The ability to read, write, speak, compute, and problem-solve in English: lessons focus on the alphabet, grammar, comprehension, and numeracy.
The ability to get and keep a job, and eventually to move up in a chosen career field, while fully participating in the economy, at home, and in the community: lessons focus on reading, problem solving, math, information technology, and specialized vocabulary.
The ability to understand and discuss basic principles involved in earning, spending, saving, and investing: lessons focus on understanding a budget, billing statements, pay statements, loan agreements, and other financial documents.
The ability to understand and use computers and technology to solve problems, research, and build data: lessons focus on use of basic software programs, the internet, and e-mail.
The ability to obtain, process, and understand basic information and services needed to make appropriate health decisions: lessons focus on how to access care, recognize important health indicators, navigate healthcare facilities, complete medical forms, communicate with healthcare professionals, and follow directions from healthcare providers.

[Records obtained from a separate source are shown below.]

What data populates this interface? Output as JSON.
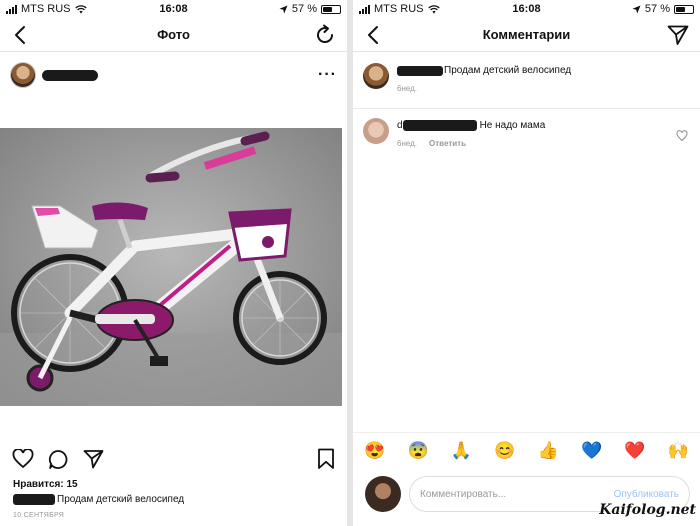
{
  "status_bar": {
    "carrier": "MTS RUS",
    "time": "16:08",
    "battery": "57 %",
    "battery_level": 0.57
  },
  "left_screen": {
    "nav": {
      "title": "Фото"
    },
    "post": {
      "likes": "Нравится: 15",
      "caption": "Продам детский велосипед",
      "date": "10 СЕНТЯБРЯ"
    }
  },
  "right_screen": {
    "nav": {
      "title": "Комментарии"
    },
    "comments": [
      {
        "text": "Продам детский велосипед",
        "time": "6нед.",
        "reply": ""
      },
      {
        "prefix": "d",
        "text": "Не надо мама",
        "time": "6нед.",
        "reply": "Ответить"
      }
    ],
    "emojis": [
      "😍",
      "😨",
      "🙏",
      "😊",
      "👍",
      "💙",
      "❤️",
      "🙌"
    ],
    "composer": {
      "placeholder": "Комментировать...",
      "publish": "Опубликовать"
    }
  },
  "watermark": "Kaifolog.net"
}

Focuses on the importance of parents and children learning together: lessons include reading and writing, basic language skills, and parenting education.